Coffee over the last 20 years (11 two-year cycles), has seen three two-year cycle global surpluses and eight two-year cycle global deficits (coffee typically runs in two-year cycles with an up year and a down year). In that time, the cumulative net global deficit has been -36 million bags. This deficit has been satisfied by Brazilian buffer stocks that will approach zero in late spring. Price has not risen high enough to generate an increase in planted acreage and the needed spending on crop inputs to increase production.
Coffee is on the verge of repricing higher 20 years worth of insufficient pricing. Typically any repricing following extended mispricings overshoots the fundamentals. In coffee’s case, the fundamentals support $2-$2.50 per pound, absent any adverse effects from Mother Nature. Should Mother Nature provide a frost or drought, or if the current concern over the flowering/blooming phase irregularities from this fall prove to be justified, there may not be any coffee available at any price.

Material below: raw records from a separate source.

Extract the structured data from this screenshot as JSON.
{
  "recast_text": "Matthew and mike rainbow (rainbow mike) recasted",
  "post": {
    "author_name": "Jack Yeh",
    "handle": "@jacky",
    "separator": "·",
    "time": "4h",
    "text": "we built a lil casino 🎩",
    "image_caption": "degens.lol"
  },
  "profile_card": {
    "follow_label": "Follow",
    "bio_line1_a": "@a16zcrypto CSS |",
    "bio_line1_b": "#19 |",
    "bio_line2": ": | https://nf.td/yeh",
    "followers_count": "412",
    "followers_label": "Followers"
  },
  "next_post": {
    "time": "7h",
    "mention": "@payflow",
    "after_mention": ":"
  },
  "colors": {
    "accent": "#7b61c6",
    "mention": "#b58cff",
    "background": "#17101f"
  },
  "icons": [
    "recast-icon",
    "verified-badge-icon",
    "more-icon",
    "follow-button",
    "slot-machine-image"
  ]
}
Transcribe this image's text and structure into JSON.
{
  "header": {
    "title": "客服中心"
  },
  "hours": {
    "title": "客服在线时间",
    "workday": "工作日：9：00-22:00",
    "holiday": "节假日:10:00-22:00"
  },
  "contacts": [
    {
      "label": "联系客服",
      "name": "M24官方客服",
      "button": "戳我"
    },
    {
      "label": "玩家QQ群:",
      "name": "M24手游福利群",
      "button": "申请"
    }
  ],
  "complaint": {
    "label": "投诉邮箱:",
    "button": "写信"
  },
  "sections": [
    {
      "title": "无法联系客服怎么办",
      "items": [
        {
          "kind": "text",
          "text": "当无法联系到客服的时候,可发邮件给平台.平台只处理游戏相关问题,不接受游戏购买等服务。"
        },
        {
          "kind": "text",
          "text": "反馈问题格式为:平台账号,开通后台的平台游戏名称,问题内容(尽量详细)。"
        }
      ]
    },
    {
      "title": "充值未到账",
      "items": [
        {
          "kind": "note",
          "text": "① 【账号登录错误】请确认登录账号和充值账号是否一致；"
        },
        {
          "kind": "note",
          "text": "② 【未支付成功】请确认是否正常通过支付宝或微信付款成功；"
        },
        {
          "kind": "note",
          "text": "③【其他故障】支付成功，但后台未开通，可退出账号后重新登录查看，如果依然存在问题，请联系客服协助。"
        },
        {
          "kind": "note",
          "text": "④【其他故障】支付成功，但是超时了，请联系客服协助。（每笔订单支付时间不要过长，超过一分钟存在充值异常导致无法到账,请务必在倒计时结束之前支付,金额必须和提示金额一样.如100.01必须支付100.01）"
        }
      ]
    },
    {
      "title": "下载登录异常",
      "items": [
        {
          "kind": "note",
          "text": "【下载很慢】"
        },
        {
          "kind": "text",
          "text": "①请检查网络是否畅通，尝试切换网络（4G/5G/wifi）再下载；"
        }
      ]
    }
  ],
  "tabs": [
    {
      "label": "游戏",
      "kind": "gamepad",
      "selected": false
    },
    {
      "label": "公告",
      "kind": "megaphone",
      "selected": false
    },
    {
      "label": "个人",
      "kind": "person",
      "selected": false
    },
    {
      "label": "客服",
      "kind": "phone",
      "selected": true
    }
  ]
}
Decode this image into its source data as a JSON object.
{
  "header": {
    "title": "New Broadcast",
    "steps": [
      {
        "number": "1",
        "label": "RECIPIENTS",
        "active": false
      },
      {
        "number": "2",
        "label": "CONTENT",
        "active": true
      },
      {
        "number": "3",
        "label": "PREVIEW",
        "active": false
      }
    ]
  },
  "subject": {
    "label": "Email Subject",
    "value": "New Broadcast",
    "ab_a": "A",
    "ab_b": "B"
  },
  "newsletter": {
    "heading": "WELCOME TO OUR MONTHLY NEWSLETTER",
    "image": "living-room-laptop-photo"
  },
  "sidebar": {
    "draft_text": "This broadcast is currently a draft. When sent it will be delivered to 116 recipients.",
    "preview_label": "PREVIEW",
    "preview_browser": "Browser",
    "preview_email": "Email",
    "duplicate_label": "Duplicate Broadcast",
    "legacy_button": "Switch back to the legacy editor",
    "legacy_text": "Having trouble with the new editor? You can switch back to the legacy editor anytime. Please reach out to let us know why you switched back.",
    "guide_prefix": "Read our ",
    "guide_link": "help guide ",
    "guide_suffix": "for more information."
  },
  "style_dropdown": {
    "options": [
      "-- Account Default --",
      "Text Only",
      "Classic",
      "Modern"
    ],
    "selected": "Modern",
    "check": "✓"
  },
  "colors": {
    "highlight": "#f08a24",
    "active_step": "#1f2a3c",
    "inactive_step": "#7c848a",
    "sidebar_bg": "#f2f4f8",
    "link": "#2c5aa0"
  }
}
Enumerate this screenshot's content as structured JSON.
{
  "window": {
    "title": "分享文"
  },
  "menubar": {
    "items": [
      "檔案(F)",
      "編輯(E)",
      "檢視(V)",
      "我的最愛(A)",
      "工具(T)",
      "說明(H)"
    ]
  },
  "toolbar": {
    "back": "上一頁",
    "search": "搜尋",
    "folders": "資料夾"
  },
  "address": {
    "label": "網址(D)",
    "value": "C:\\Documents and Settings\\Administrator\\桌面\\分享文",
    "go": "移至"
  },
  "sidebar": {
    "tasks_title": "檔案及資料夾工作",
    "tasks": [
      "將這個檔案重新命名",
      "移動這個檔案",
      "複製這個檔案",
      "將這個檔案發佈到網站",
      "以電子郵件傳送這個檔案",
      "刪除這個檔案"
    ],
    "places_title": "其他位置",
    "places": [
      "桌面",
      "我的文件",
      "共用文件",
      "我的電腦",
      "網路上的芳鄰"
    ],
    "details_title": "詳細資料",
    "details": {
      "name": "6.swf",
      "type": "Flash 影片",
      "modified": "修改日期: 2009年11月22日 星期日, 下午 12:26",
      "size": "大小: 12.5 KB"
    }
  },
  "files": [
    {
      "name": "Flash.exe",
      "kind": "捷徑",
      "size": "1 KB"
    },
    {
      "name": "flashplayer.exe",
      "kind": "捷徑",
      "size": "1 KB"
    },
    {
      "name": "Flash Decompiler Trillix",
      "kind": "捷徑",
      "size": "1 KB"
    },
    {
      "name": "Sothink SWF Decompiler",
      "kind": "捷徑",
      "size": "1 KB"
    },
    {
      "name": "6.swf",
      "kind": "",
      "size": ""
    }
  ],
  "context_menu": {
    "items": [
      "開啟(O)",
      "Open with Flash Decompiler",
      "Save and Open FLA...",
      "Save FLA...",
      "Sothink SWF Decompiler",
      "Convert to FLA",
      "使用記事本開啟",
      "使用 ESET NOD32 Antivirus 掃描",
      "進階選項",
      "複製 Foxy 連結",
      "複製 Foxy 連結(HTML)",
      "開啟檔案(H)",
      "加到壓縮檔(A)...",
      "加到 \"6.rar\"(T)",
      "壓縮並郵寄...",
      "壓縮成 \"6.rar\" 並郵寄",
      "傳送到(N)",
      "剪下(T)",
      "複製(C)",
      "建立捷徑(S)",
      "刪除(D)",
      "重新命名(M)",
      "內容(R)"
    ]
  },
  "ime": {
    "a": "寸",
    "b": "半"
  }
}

This would be similar to what happened to Colombian coffee prices in early 2009 (record differentials) and what appears likely to happen again, only more extreme, in Colombia in 2010. Differentials against New York futures already have shot up 50¢ per pound and they keep rising and it is not even the highest demand period. The crisis in supply in Colombia could now spread to Brazil and set off a Roman candle of roaster buying panic.
“No bottomless cup here,” shows that supply and demand remain in an unsustainable imbalance. The main Intercontinental Exchange (ICE) warehouses for storing coffee in the United States are located in New York, Miami and New Orleans. Currently, New York has 452,000 bags, Miami has 73,000 bags and New Orleans has 516,000 bags. These represent the lowest levels in more than a decade. The only other time when supplies were lower was in 1997, the last major bull market. However, in 1997 Brazil had huge buffer stocks available to tap when the price was right. In the spring of 2010, Brazil will only have between 0 and 2 million bags in reserve. If the certified ICE warehouse stocks in the United States keep dwindling as they almost have to, then where will the coffee come from to replenish depleted U.S. supplies? It can only come from private roaster coffee buffer stocks, which are near record lows in terms of the historical stock to usage ratio.
Demand at some point in 2010 will need to be rationed to promote global production and buy time for this production response to filter into creating production surpluses that can rebuild depleted global buffer stocks.
The earliest that this scenario could happen would be in crop cycle year 2012/2013. This would only be possible if prices spike and remain high for an extended period of time. The longer coffee takes to spike higher, the higher coffee prices will ultimately need to go to address this gross imbalance. “Caffeinated” illustrates that a bullish contracting channel has been in place since July. A break out of this pattern above the upper channel line is likely. At year end, coffee prices were sitting at the lower end of the channel at an ideal entry point.
The March 2010 contract is the spot price currently and is where futures purchases should be concentrated. A breakout of this pattern to the upside would place the next major historical technical price objective at $2 per pound. This would represent a move of around 60¢ from current levels, a profit per futures contract of $22,000 with an initial margin requirement of $3,200. Protective stop orders should be placed 10¢ below entry or just below a break of the lower trend line to mitigate downside risk. This provides a risk reward of 1:6 with the potential to increase sevenfold the initial margin requirement. This is an appealing risk profile.
Shawn Hackett is the author of the Money Flow Report newsletter and is an agricultural commodities expert. His Web site is Hackettadvisors.com